> _ASSIGNED TASK_:
One number is the whole answer: the tally of lines in the records that include the word "screenshot".

> _PROVIDED ENTRIES_:
-=-=-

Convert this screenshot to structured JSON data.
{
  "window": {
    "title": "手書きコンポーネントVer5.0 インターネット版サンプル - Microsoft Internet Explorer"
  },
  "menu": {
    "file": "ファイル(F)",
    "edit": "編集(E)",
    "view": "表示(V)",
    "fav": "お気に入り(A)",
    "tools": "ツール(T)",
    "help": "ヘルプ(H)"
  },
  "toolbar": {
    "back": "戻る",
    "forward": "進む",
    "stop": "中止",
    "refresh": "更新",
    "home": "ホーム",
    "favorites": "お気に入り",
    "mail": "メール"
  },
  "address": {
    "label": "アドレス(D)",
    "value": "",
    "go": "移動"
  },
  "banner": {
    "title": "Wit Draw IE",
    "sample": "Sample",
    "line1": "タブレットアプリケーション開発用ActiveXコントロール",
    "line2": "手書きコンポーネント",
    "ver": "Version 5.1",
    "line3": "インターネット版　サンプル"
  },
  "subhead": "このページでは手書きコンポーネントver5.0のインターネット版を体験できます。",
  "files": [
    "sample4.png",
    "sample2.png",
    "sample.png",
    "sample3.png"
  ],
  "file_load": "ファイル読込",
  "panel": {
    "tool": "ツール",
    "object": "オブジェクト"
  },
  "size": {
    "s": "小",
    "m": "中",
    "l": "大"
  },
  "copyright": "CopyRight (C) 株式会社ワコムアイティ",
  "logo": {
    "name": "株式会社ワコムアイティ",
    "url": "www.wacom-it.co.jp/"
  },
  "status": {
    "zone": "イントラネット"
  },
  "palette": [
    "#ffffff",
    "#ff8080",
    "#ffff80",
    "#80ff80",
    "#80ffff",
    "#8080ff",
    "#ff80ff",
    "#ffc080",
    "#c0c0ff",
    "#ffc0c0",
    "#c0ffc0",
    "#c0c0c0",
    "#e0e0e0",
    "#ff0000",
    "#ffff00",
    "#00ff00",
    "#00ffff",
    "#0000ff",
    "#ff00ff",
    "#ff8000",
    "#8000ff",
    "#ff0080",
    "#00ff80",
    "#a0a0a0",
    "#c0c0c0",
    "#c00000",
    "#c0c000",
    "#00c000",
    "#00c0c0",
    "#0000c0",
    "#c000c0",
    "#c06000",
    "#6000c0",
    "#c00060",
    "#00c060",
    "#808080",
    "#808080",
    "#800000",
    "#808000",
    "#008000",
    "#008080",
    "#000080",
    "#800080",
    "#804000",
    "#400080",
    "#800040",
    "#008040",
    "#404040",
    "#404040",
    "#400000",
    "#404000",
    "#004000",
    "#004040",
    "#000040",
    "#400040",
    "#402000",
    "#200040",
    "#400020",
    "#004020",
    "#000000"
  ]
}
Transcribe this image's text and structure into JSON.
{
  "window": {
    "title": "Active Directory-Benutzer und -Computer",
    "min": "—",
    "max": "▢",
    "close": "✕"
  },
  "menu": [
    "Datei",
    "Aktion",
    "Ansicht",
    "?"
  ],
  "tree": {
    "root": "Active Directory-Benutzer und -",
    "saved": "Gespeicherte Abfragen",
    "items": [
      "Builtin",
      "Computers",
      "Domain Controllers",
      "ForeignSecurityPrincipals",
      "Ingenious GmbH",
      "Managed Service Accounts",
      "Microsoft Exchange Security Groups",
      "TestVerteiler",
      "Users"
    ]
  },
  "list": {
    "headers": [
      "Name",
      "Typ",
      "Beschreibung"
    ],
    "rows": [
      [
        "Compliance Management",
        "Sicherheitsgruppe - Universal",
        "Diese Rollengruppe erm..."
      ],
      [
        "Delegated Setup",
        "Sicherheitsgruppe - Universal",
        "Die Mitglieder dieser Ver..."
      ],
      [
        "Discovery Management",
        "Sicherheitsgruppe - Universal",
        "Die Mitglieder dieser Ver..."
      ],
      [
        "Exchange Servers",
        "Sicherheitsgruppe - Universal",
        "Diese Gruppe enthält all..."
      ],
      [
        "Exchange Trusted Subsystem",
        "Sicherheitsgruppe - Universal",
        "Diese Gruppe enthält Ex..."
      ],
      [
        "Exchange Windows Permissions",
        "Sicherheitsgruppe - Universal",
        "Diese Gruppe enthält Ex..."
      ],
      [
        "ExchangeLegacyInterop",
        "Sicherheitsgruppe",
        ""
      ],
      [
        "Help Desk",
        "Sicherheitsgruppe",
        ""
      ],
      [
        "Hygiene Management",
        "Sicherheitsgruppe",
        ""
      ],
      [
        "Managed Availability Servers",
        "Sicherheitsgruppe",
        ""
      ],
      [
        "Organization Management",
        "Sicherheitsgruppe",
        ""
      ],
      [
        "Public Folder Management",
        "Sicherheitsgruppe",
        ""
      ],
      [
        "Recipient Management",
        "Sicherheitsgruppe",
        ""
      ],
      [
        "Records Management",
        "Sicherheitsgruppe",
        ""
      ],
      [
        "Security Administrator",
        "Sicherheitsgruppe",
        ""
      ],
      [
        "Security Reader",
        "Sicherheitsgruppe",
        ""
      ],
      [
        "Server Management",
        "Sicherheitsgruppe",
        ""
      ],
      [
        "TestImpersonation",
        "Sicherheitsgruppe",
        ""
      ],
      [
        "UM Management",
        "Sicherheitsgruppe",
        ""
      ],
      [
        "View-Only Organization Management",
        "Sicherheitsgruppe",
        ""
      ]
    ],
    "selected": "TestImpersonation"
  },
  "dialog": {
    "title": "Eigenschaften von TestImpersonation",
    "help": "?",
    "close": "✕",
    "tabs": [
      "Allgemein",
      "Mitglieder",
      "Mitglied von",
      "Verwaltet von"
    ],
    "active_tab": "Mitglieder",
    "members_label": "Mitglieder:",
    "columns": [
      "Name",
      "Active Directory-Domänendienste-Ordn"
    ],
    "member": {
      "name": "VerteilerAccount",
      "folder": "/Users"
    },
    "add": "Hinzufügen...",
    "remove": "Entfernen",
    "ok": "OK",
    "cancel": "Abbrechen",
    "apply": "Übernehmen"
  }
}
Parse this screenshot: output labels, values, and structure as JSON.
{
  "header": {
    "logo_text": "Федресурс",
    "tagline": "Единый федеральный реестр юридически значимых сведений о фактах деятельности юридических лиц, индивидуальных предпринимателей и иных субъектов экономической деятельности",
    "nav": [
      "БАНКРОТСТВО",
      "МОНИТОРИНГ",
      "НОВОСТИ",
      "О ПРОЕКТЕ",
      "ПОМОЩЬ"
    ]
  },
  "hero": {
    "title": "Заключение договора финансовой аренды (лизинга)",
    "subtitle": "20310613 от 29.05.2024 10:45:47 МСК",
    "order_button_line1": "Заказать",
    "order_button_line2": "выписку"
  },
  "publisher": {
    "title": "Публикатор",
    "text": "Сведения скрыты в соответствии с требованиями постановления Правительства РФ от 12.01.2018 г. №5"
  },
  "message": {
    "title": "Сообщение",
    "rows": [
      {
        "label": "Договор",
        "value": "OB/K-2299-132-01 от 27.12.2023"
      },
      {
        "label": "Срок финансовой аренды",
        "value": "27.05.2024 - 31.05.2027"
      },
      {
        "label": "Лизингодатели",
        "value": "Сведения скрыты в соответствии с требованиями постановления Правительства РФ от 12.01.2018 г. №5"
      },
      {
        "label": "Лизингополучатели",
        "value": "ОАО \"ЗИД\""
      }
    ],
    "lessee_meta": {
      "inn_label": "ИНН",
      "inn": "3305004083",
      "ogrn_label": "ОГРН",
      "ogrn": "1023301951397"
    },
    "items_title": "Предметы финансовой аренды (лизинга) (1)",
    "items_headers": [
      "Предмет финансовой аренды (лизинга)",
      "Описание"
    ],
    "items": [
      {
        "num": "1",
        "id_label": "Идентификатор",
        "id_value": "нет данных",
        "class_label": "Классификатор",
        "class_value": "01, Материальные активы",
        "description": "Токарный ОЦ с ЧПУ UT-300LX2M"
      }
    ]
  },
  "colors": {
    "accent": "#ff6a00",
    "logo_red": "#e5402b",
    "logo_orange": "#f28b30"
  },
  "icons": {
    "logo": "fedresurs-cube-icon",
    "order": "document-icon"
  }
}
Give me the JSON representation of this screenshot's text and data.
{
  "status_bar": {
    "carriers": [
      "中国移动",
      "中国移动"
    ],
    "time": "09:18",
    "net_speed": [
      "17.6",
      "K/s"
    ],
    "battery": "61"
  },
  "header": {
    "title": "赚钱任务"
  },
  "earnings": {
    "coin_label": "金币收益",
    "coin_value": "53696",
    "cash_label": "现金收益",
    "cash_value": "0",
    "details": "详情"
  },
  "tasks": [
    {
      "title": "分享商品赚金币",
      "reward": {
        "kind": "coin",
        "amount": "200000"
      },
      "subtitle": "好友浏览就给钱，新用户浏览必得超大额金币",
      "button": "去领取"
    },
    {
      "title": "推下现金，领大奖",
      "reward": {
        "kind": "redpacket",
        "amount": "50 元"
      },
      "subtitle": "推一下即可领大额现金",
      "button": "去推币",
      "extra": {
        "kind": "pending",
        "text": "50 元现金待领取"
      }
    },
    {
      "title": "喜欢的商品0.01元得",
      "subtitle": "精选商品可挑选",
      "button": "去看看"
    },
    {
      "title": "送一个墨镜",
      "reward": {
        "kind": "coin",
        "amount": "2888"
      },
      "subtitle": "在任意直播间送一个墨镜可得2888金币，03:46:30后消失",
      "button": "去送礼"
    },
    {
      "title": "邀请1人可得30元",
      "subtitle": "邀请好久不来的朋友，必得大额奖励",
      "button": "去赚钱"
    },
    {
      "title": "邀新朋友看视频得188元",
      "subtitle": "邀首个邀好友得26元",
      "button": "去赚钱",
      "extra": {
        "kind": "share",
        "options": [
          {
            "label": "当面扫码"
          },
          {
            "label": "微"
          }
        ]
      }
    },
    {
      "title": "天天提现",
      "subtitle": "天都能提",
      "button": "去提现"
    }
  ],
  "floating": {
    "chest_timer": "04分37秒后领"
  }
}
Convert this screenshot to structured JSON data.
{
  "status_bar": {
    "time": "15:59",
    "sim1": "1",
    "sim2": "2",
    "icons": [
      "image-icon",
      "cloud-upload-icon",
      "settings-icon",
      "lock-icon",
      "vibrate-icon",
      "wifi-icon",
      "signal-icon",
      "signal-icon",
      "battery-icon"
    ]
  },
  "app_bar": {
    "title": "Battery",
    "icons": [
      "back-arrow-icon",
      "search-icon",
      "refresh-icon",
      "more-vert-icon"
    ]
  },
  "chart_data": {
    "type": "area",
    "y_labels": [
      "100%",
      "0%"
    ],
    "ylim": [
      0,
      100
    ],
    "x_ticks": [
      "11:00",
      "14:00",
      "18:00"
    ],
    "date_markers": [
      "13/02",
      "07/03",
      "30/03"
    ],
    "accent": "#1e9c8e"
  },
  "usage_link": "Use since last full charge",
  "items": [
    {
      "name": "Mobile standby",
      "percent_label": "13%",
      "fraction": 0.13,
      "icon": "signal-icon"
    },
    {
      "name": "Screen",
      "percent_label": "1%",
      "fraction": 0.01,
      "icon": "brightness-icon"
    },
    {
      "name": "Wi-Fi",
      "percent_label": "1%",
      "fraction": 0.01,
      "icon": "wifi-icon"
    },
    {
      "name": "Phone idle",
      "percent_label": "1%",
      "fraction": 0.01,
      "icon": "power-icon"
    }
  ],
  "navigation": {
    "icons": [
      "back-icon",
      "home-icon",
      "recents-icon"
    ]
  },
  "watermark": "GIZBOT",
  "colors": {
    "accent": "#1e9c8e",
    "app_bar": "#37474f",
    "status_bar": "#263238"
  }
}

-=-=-

> _TASK SOLUTION_:
4